Most of us have a pretty good idea of the formal difference between leading and managing. Leadership is more about having a vision and being able to get people to buy into that vision, which is a fairly rare gift. Management, on the other hand, is more about having the ability to execute the vision by being able to get people to do the jobs needed to successfully complete the execution.
Ideally, a strong leader will have good management skills as well as leadership skills, or will at least understand how necessary they are and ensure that he or she has the right people involved. Likewise, ideally people in management positions will have good leadership skills; it makes execution so much more effective.
What are those skills? Depending on what management guru you read, several of the skills are overlapping, especially the ones I personally consider most important: paying attention to your people.

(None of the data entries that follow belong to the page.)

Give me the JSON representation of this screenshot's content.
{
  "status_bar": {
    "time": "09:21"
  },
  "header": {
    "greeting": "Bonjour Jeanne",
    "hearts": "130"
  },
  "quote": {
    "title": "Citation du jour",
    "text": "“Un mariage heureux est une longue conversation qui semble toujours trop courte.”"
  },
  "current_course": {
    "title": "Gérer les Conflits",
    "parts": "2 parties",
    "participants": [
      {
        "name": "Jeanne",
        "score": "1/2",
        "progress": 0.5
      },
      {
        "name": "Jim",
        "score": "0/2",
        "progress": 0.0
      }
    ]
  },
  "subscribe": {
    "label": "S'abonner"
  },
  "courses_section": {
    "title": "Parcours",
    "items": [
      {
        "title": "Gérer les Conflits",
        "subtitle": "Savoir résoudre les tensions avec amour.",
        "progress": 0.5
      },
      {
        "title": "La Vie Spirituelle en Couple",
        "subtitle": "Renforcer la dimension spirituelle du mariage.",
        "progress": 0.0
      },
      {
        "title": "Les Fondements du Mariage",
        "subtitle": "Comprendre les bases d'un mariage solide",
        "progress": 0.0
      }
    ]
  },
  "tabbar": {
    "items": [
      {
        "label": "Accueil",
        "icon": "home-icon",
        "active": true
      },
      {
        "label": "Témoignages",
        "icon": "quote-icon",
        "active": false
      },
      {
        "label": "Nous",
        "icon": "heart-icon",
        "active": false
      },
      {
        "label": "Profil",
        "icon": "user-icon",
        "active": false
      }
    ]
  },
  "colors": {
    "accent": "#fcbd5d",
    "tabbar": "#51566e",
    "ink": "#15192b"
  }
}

More about that later. Skills typically identified as differences are things like:
- A manager is concerned about the short term, while a leader is concerned about the long term;
- A manager is concerned about coordination (work plans, resource management, operating procedures, deadlines), while a leader is concerned about motivation (communicating the vision and keeping the managers and stakeholders aligned with that vision);
- A manager administers, while a leader inspires and innovates.
Needless to say, it is not possible to clearly delineate these differences from one role to another, nor is it in anyone’s best interest to do so. What we need in business, in politics, and in other organizations are people with some of these leadership skills in every managerial role. People who instill trust, who listen to the people they are involved with and try to bring the best out in everyone, so that everyone is working to their full potential and feels fulfilled. They inspire their colleagues and employees.
Which brings me to mentoring. In my experience, a lot is said about the value of mentoring these days but precious little is done about it. I’m not convinced that many people in management and leadership roles understand what mentoring means. It means helping people to grow, professionally and personally. It means sharing your own experiences so they can benefit from it. It means preparing people for management roles, including women. It means knowing your people well enough to identify those with management potential, and not just those people you happen to relate well to. It should be part of your job, both for your people and for the health of your organization.
It is important to remember that when you are in a management position you are actually serving as a mentor by virtue of your role in authority. You are a role model. Maybe not a good role model, but by your actions your direct reports are learning by example what a manager/director/supervisor/boss should be like. They may not like what they are experiencing, but it’s the only example some of them will ever have. How sad; this may be the most important part of your job and you don’t even know because nobody told you – or mentored you – and it’s not in your job description.
I have known more than one person, with very good hearts but not necessarily great instincts, who have become managers after many years of working for a less than empathetic boss. When it was finally their turn to move into a supervisory role, they turned around and treated their employees with the same cynical, negative approach that they had hated because, “that’s what they thought they were supposed to do.”
I have known truly inspiring, charismatic, articulate visionary leaders who had no interest in the details of managing, were not team builders, and who did not fully understand the extent to which a management group needs clarity, mentoring and oversight. Despite the fact that the vision is inspired and the external communication of that vision is exceeding impressive, there is little likelihood of it being well executed when the management team is left floundering.
And I have known some excellent people who were very committed to their company and would have preferred to stay and contribute to making it even better. However, because of their frustrations at the perceived lack of recognition or communication about opportunities, they left to assume management roles at rival companies, depriving their original company of excellent managerial and leadership skills. An understanding of the mentoring component of management and leadership would have changed those outcomes.
I have often thought that the critical skills that inform both leading and managing – nurturing your people – are the same skills that make you a success as a parent. It doesn’t mean that we don’t correct people when there is a problem, but our goal should be to nurture confident, competent, and responsible employees just as we want to raise confident, competent and responsible children. The means to that end aren’t very different; it’s all in how you treat people.
For people in leadership roles, it’s important to understand your responsibilities well enough to recognize where your areas of weakness lie and ensure that they are covered by others. For people in supervisory roles, it’s important to understand that the people who report to you are looking to you for guidance and feedback, positive as well as negative.
For all of us, we should remember that treating others – everyone – with respect will have a significant impact within any organization. The Golden Rule has lasted so long with very good reason: “Do unto others as you would have them do unto you.”